In September 2019, Allarco Entertainment (homeowners of Super Channel), they sued in every a mess of grocery store chains and huge shops resembling Staples, Best Buy, London Drugs, Canada Computers and a mess of smaller shops and 50,000 nameless residents.

Allarco accused them of selling and instruct customers in the use of IPTV units with which hackers may entry content material with out paying for it. The lawsuit contained greater than 100 hours of hidden recordings in which they claimed sellers instructed patrons on how to set up IPTV software program resembling Kodi and the like.

They accuse supermarkets of fomenting piracy

Allarco filed the lawsuit, however after the shops struggled, they dropped it in January 2020. However, in December 2019 that they had registered one other comparable lawsuit in one other courtroom with the similar proof, and the failure in this case has been even better as a result of the courtroom has torn them aside.

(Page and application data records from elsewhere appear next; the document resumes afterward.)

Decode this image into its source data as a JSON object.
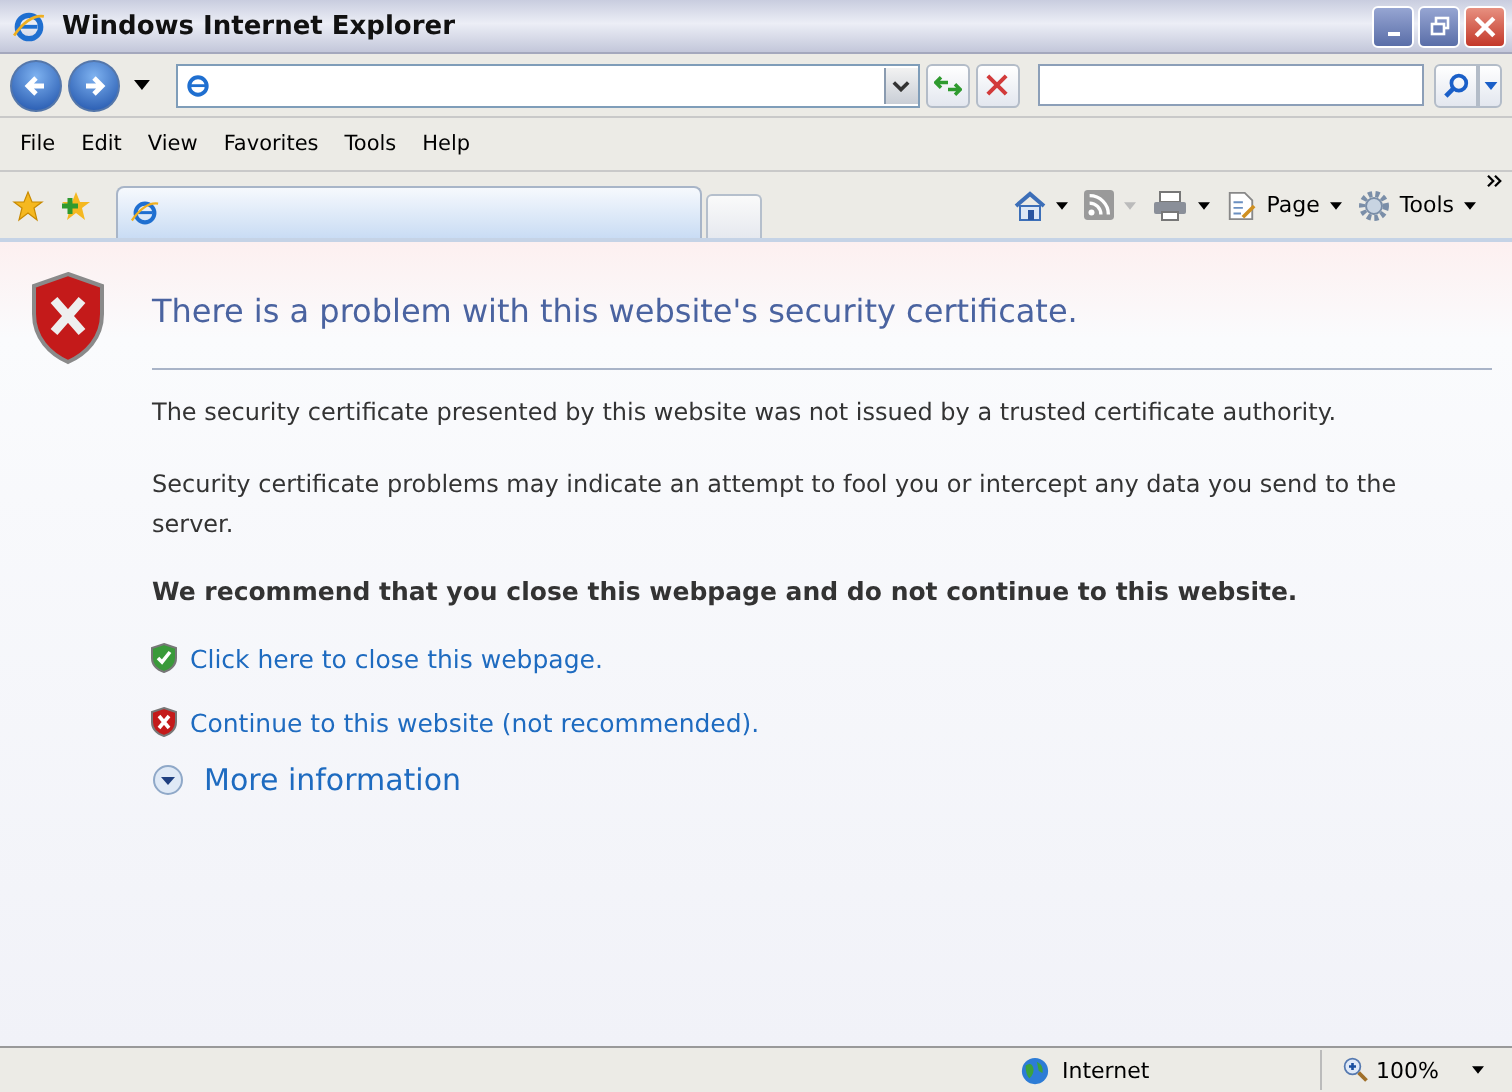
{
  "window": {
    "title": "Windows Internet Explorer"
  },
  "menu": [
    "File",
    "Edit",
    "View",
    "Favorites",
    "Tools",
    "Help"
  ],
  "command_bar": [
    {
      "kind": "home"
    },
    {
      "kind": "feed"
    },
    {
      "kind": "print"
    },
    {
      "kind": "page",
      "label": "Page"
    },
    {
      "kind": "tools",
      "label": "Tools"
    }
  ],
  "content": {
    "heading": "There is a problem with this website's security certificate.",
    "paragraphs": [
      "The security certificate presented by this website was not issued by a trusted certificate authority.",
      "Security certificate problems may indicate an attempt to fool you or intercept any data you send to the server."
    ],
    "recommendation": "We recommend that you close this webpage and do not continue to this website.",
    "actions": [
      {
        "kind": "safe",
        "label": "Click here to close this webpage."
      },
      {
        "kind": "unsafe",
        "label": "Continue to this website (not recommended)."
      }
    ],
    "more_info": "More information"
  },
  "status_bar": {
    "zone": "Internet",
    "zoom": "100%"
  }
}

For starters, lawsuits are normally introduced by the rights homeowners, and Allarco solely licenses content material, however doesn’t personal it. Therefore, they added two sequence, however didn’t add or notify the homeowners. As a outcome, Allarco couldn’t sue for copyright infringement in the litigation till rights homeowners come ahead. However, it allowed them to defend their place.

Allarco claimed that that they had misplaced subscribers as a result of of the pirated units bought in shops, however the judge discovered no proof that this was the case in the proof they offered. They couldn’t even exhibit with an instance that somebody canceled their subscription to Super Channel or thought-about it as a result of that they had purchased a pirated participant from a retailer. They did not even present that individuals who purchased it had used it to hack.

The judge once more granted them the profit of the doubt and assumed that not less than some of the units may have been used to hack, so he wished to see if the shops had actually contributed to the infringement of rights. To do that, he analyzed the proof collected by a single individual in the shops, the place he had been visiting a number of of them for greater than a yr posing as a client who wished to hack, and who was secretly recording the interactions.

But the judge places them in their place

The downside is that, in that case, the pretend purchaser he was posing as somebody who was already predisposed to hacking, so it might not have been a direct loss to the firm. In addition, he misled sellers by saying that associates of his had purchased a tool that allowed hacking in his shops.

Some sellers mentioned that doing this was unlawful, others didn’t know what he was speaking about, and others did remark that, certainly, they could possibly be used to hack. Almost everybody mentioned the firm could not supply assist with modifying the units, and the few who did had no authorized data, and had been merely doing their job: serving to a pushy purchaser. Thus, there is no such thing as a proof {that a} vendor tried to promote a tool for these functions with out the purchaser asking.

Therefore, the judge has decided that there is no such thing as a proof that subscribers have been misplaced due to what occurred in the recordings. In addition, the judge detailed that Kodi can be utilized for authorized functions, plus they arrive with pre-installed authorized apps like Netflix, YouTube or Google Play.